So far this year, data on home prices suggests that the pace of the housing recovery is slowing. Does that mean the party's over? Not necessarily - it may just be entering a new and more sustainable phase.
Understanding these trends could affect your strategy towards buying a home, not to mention the value you get out of that home in the future.
Price Gains Slow
In 2013, the average home price nationally increased by 13.38 percent, according to the 20-city composite of the S&P/Case-Shiller Home Price Indices. By May, that pace had slowed to 9.34 percent, but perhaps what is more troubling to some is that the year-over-year pace of home price gains slowed in each of the first five months of 2014.
This creates the impression of a housing recovery that has not yet come to a halt, but is certainly putting the brakes on. The question is, how much more will it slow down?

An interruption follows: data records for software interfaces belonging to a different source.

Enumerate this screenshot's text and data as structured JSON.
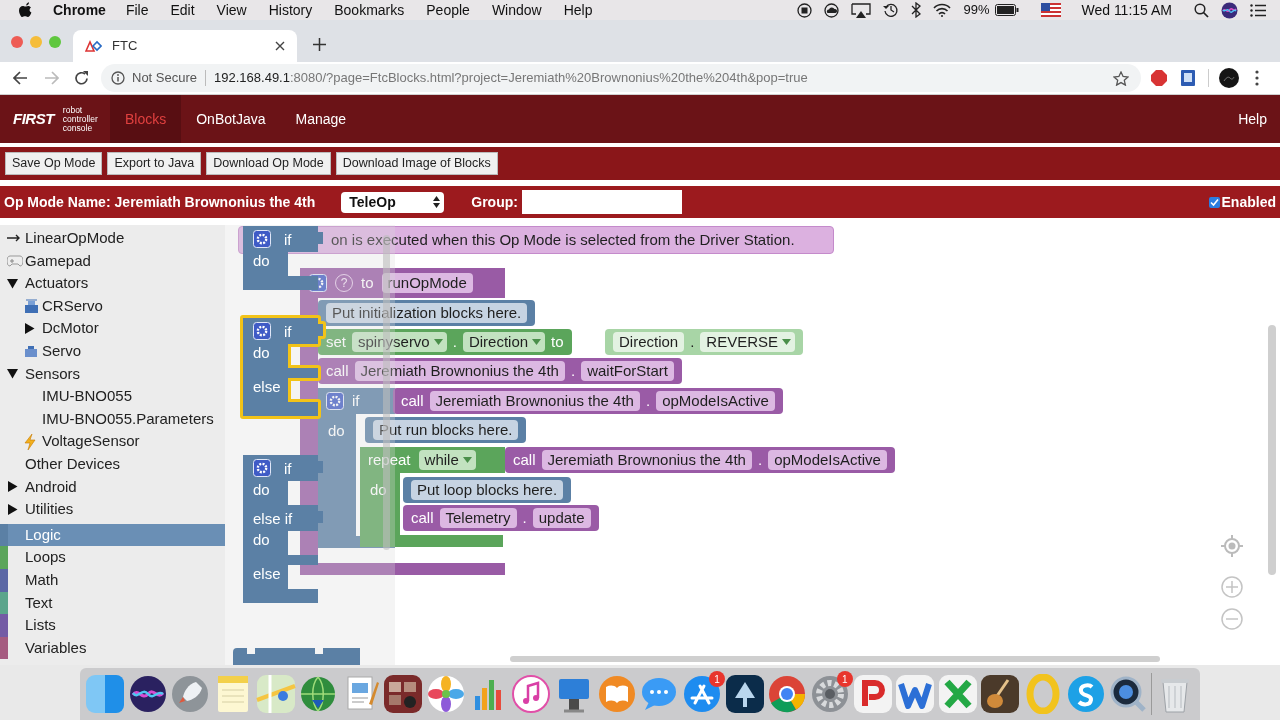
{
  "menu_bar": {
    "app": "Chrome",
    "menus": [
      "File",
      "Edit",
      "View",
      "History",
      "Bookmarks",
      "People",
      "Window",
      "Help"
    ],
    "battery": "99%",
    "clock": "Wed 11:15 AM"
  },
  "browser": {
    "tab": {
      "title": "FTC"
    },
    "address": {
      "security": "Not Secure",
      "host": "192.168.49.1",
      "path": ":8080/?page=FtcBlocks.html?project=Jeremiath%20Brownonius%20the%204th&pop=true"
    }
  },
  "app_header": {
    "logo": "FIRST",
    "logo_caption": [
      "robot",
      "controller",
      "console"
    ],
    "tabs": [
      {
        "label": "Blocks",
        "selected": true
      },
      {
        "label": "OnBotJava",
        "selected": false
      },
      {
        "label": "Manage",
        "selected": false
      }
    ],
    "help": "Help"
  },
  "toolbar": {
    "buttons": [
      "Save Op Mode",
      "Export to Java",
      "Download Op Mode",
      "Download Image of Blocks"
    ]
  },
  "op_mode": {
    "name_label": "Op Mode Name:",
    "name": "Jeremiath Brownonius the 4th",
    "type": "TeleOp",
    "group_label": "Group:",
    "enabled": {
      "label": "Enabled",
      "checked": true
    }
  },
  "toolbox": {
    "tree": [
      {
        "label": "LinearOpMode",
        "kind": "arrow"
      },
      {
        "label": "Gamepad",
        "kind": "gamepad"
      },
      {
        "label": "Actuators",
        "expanded": true,
        "children": [
          {
            "label": "CRServo",
            "kind": "crservo"
          },
          {
            "label": "DcMotor",
            "expanded": false
          },
          {
            "label": "Servo",
            "kind": "servo"
          }
        ]
      },
      {
        "label": "Sensors",
        "expanded": true,
        "children": [
          {
            "label": "IMU-BNO055"
          },
          {
            "label": "IMU-BNO055.Parameters"
          },
          {
            "label": "VoltageSensor",
            "kind": "bolt"
          }
        ]
      },
      {
        "label": "Other Devices"
      },
      {
        "label": "Android",
        "expanded": false
      },
      {
        "label": "Utilities",
        "expanded": false
      }
    ],
    "categories": [
      {
        "label": "Logic",
        "color": "#5b80a5",
        "selected": true
      },
      {
        "label": "Loops",
        "color": "#5ba55b",
        "selected": false
      },
      {
        "label": "Math",
        "color": "#5b67a5",
        "selected": false
      },
      {
        "label": "Text",
        "color": "#5ba58c",
        "selected": false
      },
      {
        "label": "Lists",
        "color": "#745ba5",
        "selected": false
      },
      {
        "label": "Variables",
        "color": "#a55b80",
        "selected": false
      }
    ]
  },
  "workspace": {
    "comment": "on is executed when this Op Mode is selected from the Driver Station.",
    "function": {
      "help": "?",
      "keyword": "to",
      "name": "runOpMode"
    },
    "init_comment": "Put initialization blocks here.",
    "set_block": {
      "keyword": "set",
      "device": "spinyservo",
      "separator": ".",
      "property": "Direction",
      "to": "to",
      "value_type": "Direction",
      "value_separator": ".",
      "value": "REVERSE"
    },
    "wait_call": {
      "keyword": "call",
      "target": "Jeremiath Brownonius the 4th",
      "separator": ".",
      "method": "waitForStart"
    },
    "if_block": {
      "if": "if",
      "do": "do",
      "condition": {
        "keyword": "call",
        "target": "Jeremiath Brownonius the 4th",
        "separator": ".",
        "method": "opModeIsActive"
      }
    },
    "run_comment": "Put run blocks here.",
    "repeat_block": {
      "keyword": "repeat",
      "mode": "while",
      "do": "do",
      "condition": {
        "keyword": "call",
        "target": "Jeremiath Brownonius the 4th",
        "separator": ".",
        "method": "opModeIsActive"
      }
    },
    "loop_comment": "Put loop blocks here.",
    "telemetry_call": {
      "keyword": "call",
      "target": "Telemetry",
      "separator": ".",
      "method": "update"
    }
  },
  "flyout": {
    "blocks": [
      {
        "kind": "if_do",
        "highlighted": false,
        "labels": [
          "if",
          "do"
        ]
      },
      {
        "kind": "if_else",
        "highlighted": true,
        "labels": [
          "if",
          "do",
          "else"
        ]
      },
      {
        "kind": "if_elseif_else",
        "highlighted": false,
        "labels": [
          "if",
          "do",
          "else if",
          "do",
          "else"
        ]
      },
      {
        "kind": "compare",
        "highlighted": false
      }
    ]
  },
  "dock": {
    "apps": [
      {
        "kind": "finder"
      },
      {
        "kind": "orb"
      },
      {
        "kind": "rocket"
      },
      {
        "kind": "notes"
      },
      {
        "kind": "maps"
      },
      {
        "kind": "globe"
      },
      {
        "kind": "document"
      },
      {
        "kind": "photostrip"
      },
      {
        "kind": "flower"
      },
      {
        "kind": "chart"
      },
      {
        "kind": "music"
      },
      {
        "kind": "podium"
      },
      {
        "kind": "book"
      },
      {
        "kind": "messages"
      },
      {
        "kind": "store",
        "badge": "1"
      },
      {
        "kind": "reader"
      },
      {
        "kind": "ring"
      },
      {
        "kind": "gear",
        "badge": "1"
      },
      {
        "kind": "red_app"
      },
      {
        "kind": "blue_app"
      },
      {
        "kind": "green_app"
      },
      {
        "kind": "guitar"
      },
      {
        "kind": "yellow_ring"
      },
      {
        "kind": "cloud_app"
      },
      {
        "kind": "lens"
      },
      {
        "kind": "trash"
      }
    ]
  }
}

There has been a fair amount of hand-wringing over the pace of the housing recovery - most notably, in its notes after the last Federal Open Market Committee meeting, the Federal Reserve described the recovery of the housing sector as "slow," despite last year's double-digit gain in prices. However, despite the recent cooling of price gains, there is some underlying economic evidence that there may still be life in the housing market:
- According to the Mortgage Banker's Association (MBA) applications for new home purchases rose by 2 percent in July.
- Also according to the MBA, the seasonally-adjusted pace of new single-family home sales jumped by 12.2 percent in July.
- Real estate research firm CoreLogic reports that the inventory of foreclosed houses on the market declined by 35 percent for the year ending June 30. This inventory, which is a drag on housing prices, has now been declining on a year-over-year basis for 32 consecutive months.
- The National Association of Home Builders/Wells Fargo Housing Market Index (HMI) gained ground for the third consecutive month in August. The HMI measures optimism among home builders, and the recent rally has lifted the HMI back to a level reflecting a predominant optimism among builders, after it had slipped into pessimistic territory earlier in the year.
- According to the Bureau of Labor Statistics, employment growth has now topped 200,000 for six consecutive months. Putting people back to work is one of the surest ways of creating housing demand.
In a way, you can think of housing prices as the end product of related economic indicators like those listed above. These recent developments suggest that the ingredients are in place for continued gains in housing prices.
Putting Prices In Perspective
While housing prices may continue to gain ground, they most likely will not match the 13.38 percent pace of last year. This raises a question, though - are double-digit price increases in housing normal, or even desirable?
Looking at housing prices so far this century suggests that double-digit increase are well above normal. Since the S&P/Case Shiller Home Price Indices launched the 20-city composite in January of 2000, this composite of home prices has increased at an average annual pace of 3.8 percent. This suggests that home prices have progressed at a fairly sedate pace, but the actual experience from year to year has been anything but sedate. This composite has logged single-digit increases in only 3 out of 13 full calendar years since it was created; the rest of the time housing prices have either declined or jumped at a double-digit percentage rate.
These extremes are not desirable, because they tend to whipsaw home buyers. Fast-rising prices make homes unaffordable for some would-be buyers, while declining markets scare some buyers off. If prices settle into a pattern of single-digit annual increases, it might allow the housing market to proceed in a more orderly manner than the boom-and-bust pattern of the past decade.
Buying a Home Today
If you are buying a home, you should welcome the recent slowdown in price gains. After all, a slower market is certainly preferable to having prices run away from you. At the same time, price gains are still squarely in positive territory, and there is a series of economic indicators suggesting that they will remain so.
In short, today's home buyers should take a Goldilocks approach, and hope for a housing market that is not too hot and not too cold. The market may be settling into exactly that kind of "just right" phase.